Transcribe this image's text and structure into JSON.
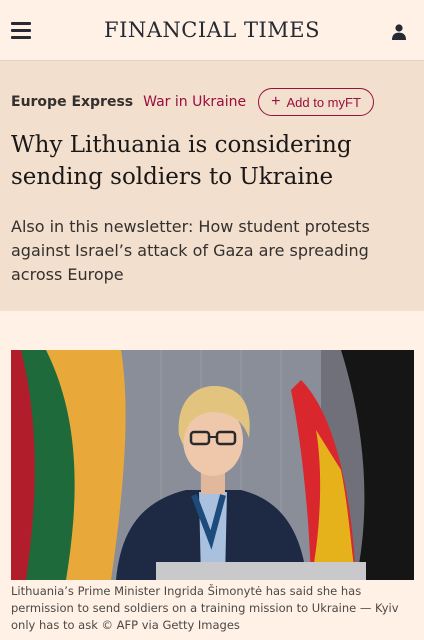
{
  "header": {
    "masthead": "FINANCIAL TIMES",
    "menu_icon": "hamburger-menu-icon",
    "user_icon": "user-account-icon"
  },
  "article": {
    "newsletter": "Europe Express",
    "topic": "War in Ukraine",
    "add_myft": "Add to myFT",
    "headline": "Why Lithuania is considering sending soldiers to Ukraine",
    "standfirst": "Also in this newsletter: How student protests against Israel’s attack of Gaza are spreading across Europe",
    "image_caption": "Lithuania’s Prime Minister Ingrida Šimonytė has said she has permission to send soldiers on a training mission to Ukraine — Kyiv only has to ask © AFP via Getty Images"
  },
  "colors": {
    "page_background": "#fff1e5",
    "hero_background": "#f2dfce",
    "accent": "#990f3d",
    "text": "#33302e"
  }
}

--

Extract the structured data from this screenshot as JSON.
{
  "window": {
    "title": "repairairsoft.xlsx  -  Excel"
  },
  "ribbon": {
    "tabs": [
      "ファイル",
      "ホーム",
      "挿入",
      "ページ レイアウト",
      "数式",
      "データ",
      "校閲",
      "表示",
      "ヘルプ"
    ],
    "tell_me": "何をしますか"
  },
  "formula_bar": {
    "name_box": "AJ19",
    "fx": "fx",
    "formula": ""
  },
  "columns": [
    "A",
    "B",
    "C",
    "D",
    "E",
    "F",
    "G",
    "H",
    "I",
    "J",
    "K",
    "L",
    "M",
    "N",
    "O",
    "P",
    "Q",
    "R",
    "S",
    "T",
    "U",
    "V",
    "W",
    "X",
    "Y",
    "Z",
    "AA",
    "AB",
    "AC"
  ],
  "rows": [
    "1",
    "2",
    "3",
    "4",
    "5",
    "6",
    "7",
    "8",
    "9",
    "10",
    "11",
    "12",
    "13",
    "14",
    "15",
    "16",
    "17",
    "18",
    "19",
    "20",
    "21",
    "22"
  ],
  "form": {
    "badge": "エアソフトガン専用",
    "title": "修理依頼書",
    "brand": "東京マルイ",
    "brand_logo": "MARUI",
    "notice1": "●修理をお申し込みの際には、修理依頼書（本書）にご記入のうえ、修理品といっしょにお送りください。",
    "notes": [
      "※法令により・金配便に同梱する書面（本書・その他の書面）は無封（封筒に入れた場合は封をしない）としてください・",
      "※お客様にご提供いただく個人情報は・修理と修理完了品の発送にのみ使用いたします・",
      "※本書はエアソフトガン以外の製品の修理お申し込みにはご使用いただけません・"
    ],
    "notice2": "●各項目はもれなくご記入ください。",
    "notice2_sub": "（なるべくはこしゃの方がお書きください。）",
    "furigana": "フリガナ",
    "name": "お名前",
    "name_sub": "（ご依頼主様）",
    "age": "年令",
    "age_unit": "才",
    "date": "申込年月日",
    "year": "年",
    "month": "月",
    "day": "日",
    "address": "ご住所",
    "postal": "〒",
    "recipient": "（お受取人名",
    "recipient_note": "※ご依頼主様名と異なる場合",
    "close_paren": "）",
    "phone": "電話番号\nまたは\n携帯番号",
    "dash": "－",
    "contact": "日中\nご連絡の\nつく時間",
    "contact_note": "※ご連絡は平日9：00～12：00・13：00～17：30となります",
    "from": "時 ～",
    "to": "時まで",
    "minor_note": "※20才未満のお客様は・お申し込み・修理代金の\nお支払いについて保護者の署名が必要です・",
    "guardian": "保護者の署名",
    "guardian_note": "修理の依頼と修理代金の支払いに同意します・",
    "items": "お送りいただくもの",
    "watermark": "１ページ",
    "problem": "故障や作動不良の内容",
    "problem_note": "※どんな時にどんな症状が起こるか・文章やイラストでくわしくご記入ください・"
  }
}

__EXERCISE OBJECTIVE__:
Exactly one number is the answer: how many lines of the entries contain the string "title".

__WORKED SOLUTION__:
2